Elymus breviaristatus (family Triticeae), a rare grass species with excellent resistance and ecological importance, is narrowly distributed on the Qinghai-Tibet Plateau (QTP). Populations of E. breviaristatus are declining due to habitat fragmentation, and thus far, characteristics of genetic differentiation and adaptive responses to climate change remain poorly understood in this species. Here, we explored the genetic structure of 18 natural populations (269 individuals) in the transition zone between Tibet and the Hengduan Mountains using 15 expressed sequence tag (EST)-SSR primer pairs and identified possible barriers to gene flow that might have caused genetic discontinuities. Additional analyses were performed to identify the environmental factors affecting genetic diversity and to test whether the patterns of genetic variation among populations were more consistent with the isolation by distance (IBD) or isolation by environment (IBE) model. Multiple measures of genetic diversity revealed that intra-population genetic variation was low, while inter-population genetic variation was high. Clustering, structure, and principal coordinate analyses identified three genetic groups: (a) Eastern Qamdo, (b) Nagqu and Western Qamdo, and (c) Lhasa and Nyingchi. A clear physical barrier to gene flow was formed by the Yarlung Zangbo Grand Canyon and the Tanggula Mountains. We found that both IBD and IBE contributed to the observed patterns of genetic variation, indicating that the process of population differentiation was affected by complex mechanisms. In addition, four precipitation-related variables significantly affected population genetic variation, especially in extremely cold and dry habitats. Overall, our results emphasized the genetic fragility of E. breviaristatus populations and showed that this species requires attention, as future climate changes and human activities may further threaten its survival. In addition, the genetic differences among E. breviaristatus populations should be considered when formulating conservation measures for E. breviaristatus populations in the study area.
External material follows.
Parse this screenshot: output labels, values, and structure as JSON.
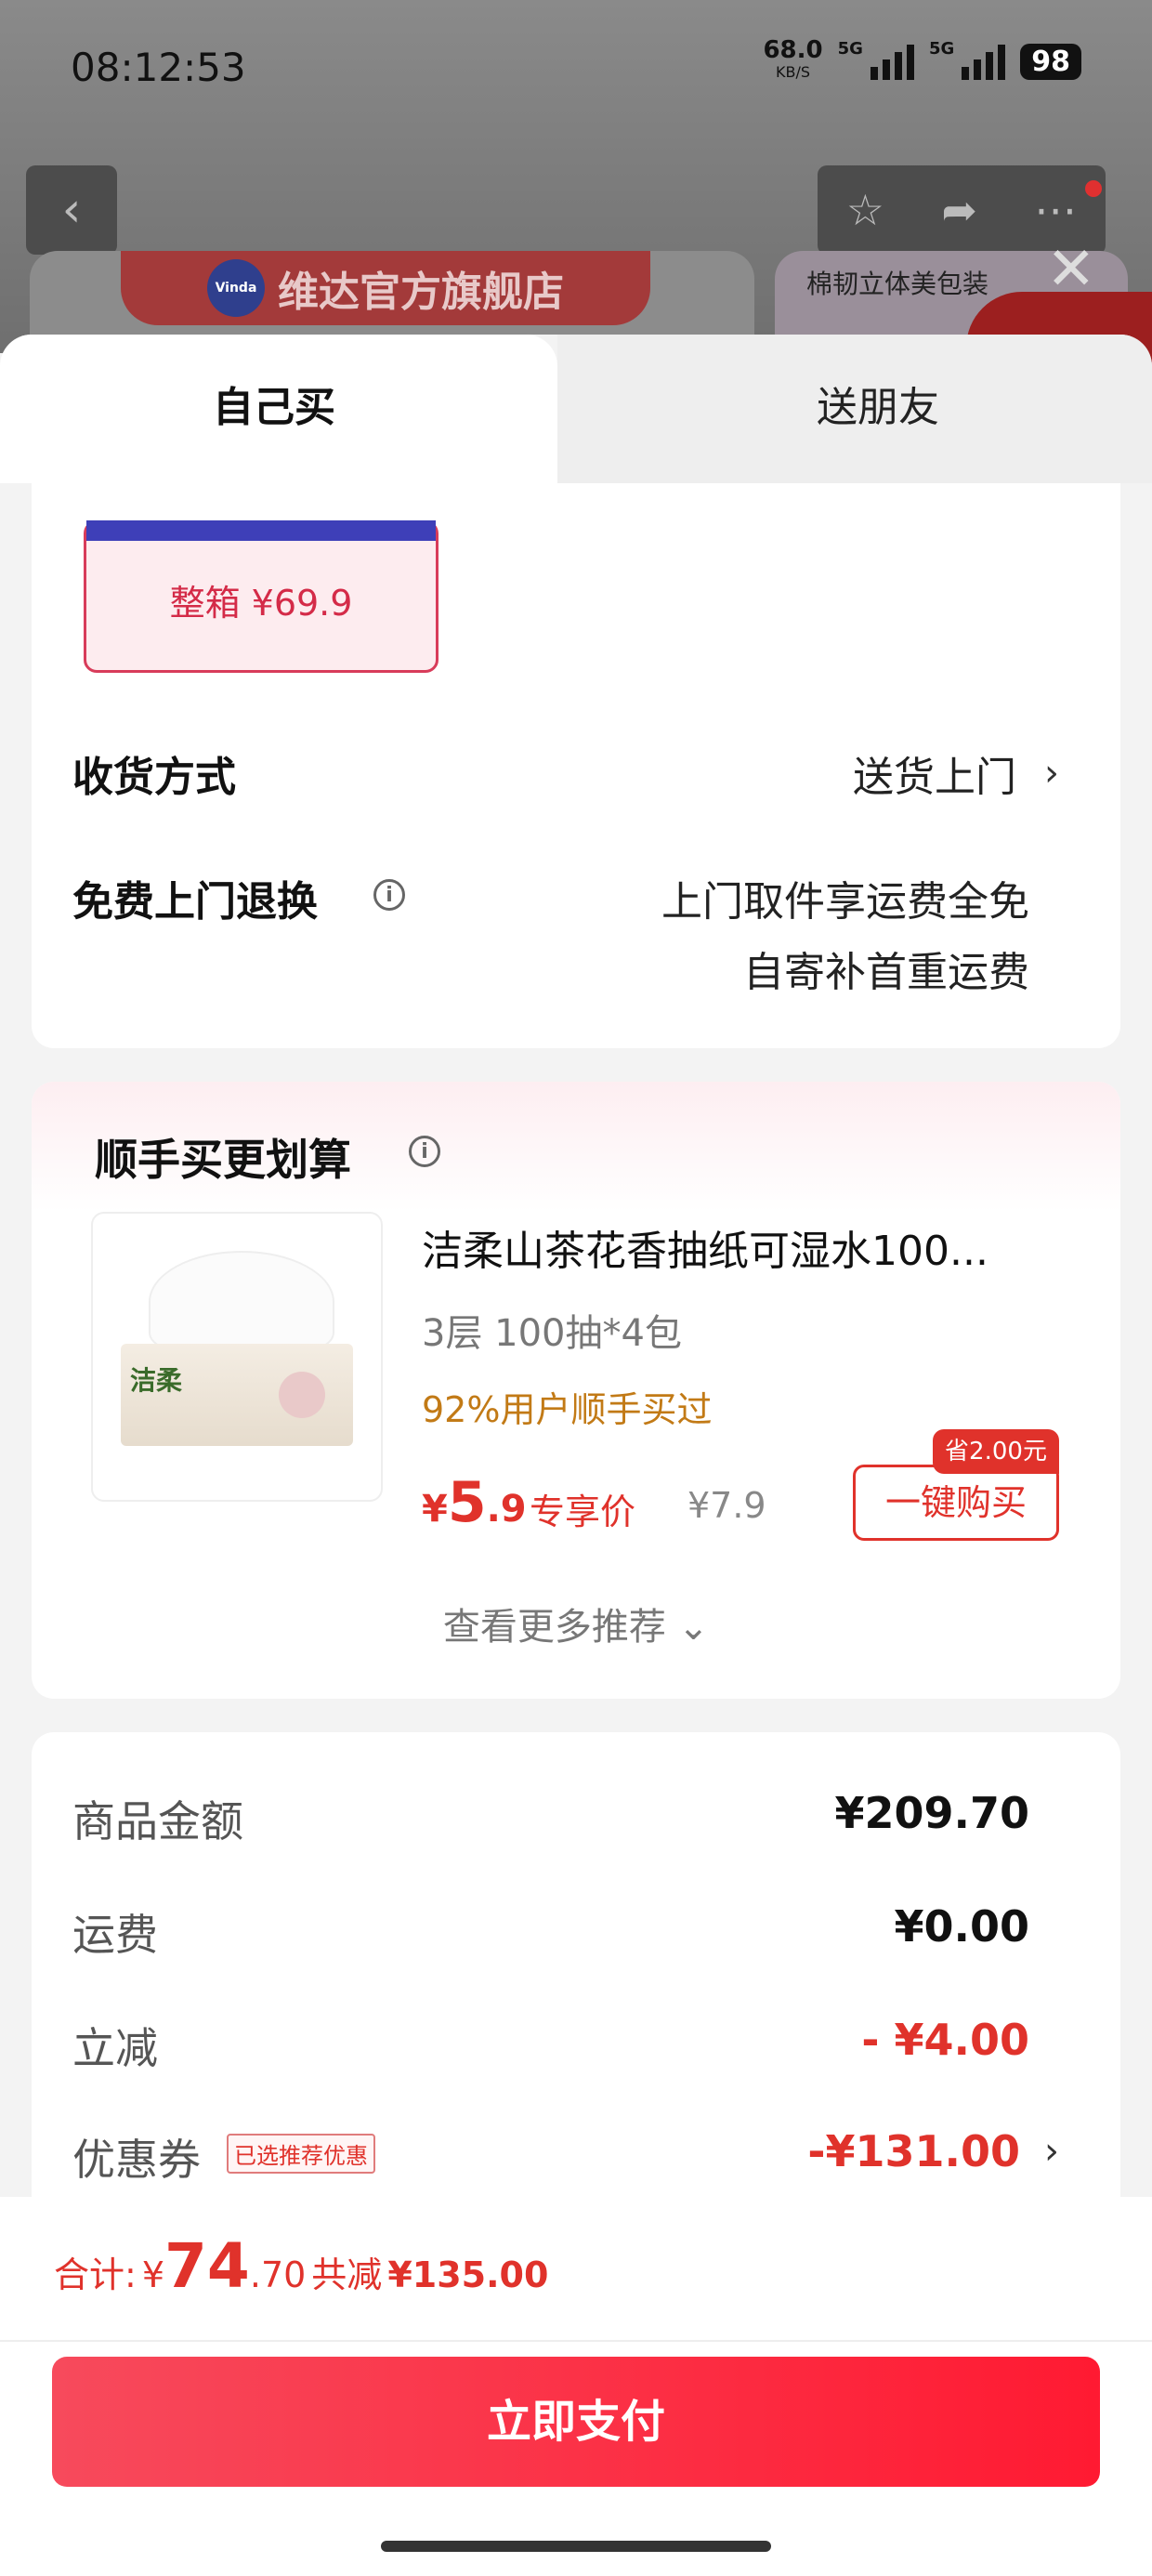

06 Jul 2022Submitted to Ecology and Evolution
07 Jul 2022Assigned to Editor
07 Jul 2022Submission Checks Completed
28 Jul 2022Reviewer(s) Assigned